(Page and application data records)
•••

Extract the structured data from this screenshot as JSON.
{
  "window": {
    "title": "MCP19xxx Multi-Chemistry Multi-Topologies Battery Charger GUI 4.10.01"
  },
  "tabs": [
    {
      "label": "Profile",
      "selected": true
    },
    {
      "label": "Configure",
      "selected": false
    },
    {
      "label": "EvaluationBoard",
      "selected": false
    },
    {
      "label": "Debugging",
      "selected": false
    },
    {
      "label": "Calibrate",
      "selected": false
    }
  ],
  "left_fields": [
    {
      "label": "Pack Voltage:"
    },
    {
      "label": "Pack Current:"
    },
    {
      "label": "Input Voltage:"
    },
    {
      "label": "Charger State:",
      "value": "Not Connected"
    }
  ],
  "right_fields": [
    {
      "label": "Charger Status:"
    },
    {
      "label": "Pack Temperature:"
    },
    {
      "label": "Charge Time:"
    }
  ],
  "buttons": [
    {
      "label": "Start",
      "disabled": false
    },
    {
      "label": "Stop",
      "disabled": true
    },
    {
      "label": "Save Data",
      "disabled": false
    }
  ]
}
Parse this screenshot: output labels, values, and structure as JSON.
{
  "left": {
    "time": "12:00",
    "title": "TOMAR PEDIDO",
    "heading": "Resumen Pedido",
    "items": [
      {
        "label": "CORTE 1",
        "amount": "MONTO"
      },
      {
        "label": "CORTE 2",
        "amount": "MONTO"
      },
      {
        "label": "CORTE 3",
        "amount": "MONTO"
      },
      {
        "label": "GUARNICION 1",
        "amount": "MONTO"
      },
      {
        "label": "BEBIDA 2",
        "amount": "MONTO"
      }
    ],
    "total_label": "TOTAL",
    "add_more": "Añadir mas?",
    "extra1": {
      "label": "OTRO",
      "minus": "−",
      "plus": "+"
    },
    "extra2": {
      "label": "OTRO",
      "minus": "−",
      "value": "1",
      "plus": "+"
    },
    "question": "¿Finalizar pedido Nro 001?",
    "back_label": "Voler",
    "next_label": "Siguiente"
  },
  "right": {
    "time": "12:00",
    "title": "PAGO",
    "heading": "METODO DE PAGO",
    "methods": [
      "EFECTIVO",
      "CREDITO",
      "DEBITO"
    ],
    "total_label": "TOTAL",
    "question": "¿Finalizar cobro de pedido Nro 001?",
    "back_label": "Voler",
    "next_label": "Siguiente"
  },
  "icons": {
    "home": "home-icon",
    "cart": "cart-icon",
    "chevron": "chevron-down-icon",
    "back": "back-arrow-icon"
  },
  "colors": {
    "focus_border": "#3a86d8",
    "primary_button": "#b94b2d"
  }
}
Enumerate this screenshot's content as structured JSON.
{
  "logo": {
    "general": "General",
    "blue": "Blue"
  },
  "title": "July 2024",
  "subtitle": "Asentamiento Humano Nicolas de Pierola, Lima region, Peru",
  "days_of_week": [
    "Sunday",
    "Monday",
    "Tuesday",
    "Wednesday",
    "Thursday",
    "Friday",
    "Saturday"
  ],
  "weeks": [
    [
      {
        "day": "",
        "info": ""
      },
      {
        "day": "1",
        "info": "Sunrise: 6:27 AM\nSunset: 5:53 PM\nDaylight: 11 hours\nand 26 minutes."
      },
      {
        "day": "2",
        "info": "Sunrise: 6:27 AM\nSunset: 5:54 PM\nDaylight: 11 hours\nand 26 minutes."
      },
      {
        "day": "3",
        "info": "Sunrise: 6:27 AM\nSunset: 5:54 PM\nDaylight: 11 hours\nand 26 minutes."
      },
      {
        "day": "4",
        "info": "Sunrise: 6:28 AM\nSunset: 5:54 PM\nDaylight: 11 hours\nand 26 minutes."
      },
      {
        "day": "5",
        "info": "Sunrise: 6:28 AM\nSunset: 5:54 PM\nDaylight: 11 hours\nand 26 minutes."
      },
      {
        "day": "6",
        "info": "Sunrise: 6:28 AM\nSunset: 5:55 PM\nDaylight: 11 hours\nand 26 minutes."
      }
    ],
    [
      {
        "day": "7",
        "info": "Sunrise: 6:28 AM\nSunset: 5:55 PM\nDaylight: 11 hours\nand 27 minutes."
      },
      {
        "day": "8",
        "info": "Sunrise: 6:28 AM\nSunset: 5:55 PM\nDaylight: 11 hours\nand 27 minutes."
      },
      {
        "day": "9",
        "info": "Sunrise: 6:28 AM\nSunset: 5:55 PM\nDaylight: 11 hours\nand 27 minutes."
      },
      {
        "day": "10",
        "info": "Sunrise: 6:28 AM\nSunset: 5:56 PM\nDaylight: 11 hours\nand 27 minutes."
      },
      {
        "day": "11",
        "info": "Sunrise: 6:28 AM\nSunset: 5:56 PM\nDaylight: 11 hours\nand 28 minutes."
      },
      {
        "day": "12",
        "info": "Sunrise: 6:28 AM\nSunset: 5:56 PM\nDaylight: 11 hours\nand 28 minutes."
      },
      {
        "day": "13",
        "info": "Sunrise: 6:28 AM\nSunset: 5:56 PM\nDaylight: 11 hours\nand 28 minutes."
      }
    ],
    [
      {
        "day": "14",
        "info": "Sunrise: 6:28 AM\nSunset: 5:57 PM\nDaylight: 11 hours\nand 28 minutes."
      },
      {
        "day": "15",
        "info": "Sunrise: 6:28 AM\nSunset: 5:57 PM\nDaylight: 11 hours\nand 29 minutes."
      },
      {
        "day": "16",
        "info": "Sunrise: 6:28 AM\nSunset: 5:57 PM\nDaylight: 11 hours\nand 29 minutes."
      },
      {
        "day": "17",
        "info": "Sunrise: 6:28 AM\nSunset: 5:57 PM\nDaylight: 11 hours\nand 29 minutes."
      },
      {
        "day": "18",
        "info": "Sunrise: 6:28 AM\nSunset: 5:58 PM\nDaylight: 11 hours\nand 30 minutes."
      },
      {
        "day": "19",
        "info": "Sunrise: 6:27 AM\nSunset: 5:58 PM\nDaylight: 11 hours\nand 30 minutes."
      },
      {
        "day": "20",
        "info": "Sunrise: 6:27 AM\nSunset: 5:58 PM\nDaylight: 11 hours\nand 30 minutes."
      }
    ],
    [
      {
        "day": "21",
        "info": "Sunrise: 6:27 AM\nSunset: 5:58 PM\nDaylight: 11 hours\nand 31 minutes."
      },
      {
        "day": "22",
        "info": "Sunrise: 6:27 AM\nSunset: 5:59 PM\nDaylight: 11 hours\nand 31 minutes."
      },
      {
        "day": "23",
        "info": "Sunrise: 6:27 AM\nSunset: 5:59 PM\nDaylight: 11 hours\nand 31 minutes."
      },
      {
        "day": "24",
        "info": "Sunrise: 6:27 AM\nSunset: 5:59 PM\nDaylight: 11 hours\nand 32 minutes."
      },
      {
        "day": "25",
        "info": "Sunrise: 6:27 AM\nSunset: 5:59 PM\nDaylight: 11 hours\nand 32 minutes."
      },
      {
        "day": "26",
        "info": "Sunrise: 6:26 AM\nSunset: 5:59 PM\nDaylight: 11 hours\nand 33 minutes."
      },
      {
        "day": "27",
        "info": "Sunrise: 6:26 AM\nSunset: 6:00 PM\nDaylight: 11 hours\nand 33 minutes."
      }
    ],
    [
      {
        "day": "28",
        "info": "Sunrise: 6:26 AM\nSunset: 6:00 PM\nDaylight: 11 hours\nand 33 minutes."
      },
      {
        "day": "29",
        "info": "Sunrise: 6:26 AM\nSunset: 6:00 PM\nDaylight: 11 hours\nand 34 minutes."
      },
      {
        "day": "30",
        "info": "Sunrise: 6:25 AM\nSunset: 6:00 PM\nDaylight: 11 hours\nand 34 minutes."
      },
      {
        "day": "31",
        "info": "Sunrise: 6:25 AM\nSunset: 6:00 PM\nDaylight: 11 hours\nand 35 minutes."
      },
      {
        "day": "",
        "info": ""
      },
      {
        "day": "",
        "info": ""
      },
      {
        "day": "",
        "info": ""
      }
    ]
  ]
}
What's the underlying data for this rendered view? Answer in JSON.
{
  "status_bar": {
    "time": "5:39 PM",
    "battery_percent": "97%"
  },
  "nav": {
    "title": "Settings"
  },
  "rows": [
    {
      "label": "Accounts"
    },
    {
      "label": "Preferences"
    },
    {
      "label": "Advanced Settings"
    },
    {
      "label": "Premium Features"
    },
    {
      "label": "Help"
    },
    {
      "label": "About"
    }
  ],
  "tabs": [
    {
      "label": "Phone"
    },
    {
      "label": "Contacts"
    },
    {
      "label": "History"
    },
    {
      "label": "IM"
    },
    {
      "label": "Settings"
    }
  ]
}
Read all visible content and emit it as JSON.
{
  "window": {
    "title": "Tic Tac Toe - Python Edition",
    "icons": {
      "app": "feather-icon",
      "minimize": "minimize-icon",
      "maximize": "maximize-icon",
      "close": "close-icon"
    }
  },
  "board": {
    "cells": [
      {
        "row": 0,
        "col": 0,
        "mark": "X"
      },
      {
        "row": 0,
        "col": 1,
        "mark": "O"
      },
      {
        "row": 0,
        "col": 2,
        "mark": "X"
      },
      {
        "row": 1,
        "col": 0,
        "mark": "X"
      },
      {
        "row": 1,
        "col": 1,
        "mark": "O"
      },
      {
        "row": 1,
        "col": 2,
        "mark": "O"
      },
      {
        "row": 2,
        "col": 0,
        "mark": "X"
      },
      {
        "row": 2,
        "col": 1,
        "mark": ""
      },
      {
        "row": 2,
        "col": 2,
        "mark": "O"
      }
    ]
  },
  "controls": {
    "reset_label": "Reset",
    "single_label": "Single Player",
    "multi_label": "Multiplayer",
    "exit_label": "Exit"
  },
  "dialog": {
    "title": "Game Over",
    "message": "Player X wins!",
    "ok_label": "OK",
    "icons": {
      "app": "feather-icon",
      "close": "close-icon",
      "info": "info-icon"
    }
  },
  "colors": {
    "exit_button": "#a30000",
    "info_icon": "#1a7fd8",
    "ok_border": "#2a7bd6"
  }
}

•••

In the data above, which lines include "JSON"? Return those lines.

Extract the structured data from this screenshot as JSON.
Parse this screenshot: output labels, values, and structure as JSON.
Enumerate this screenshot's content as structured JSON.
What's the underlying data for this rendered view? Answer in JSON.
Read all visible content and emit it as JSON.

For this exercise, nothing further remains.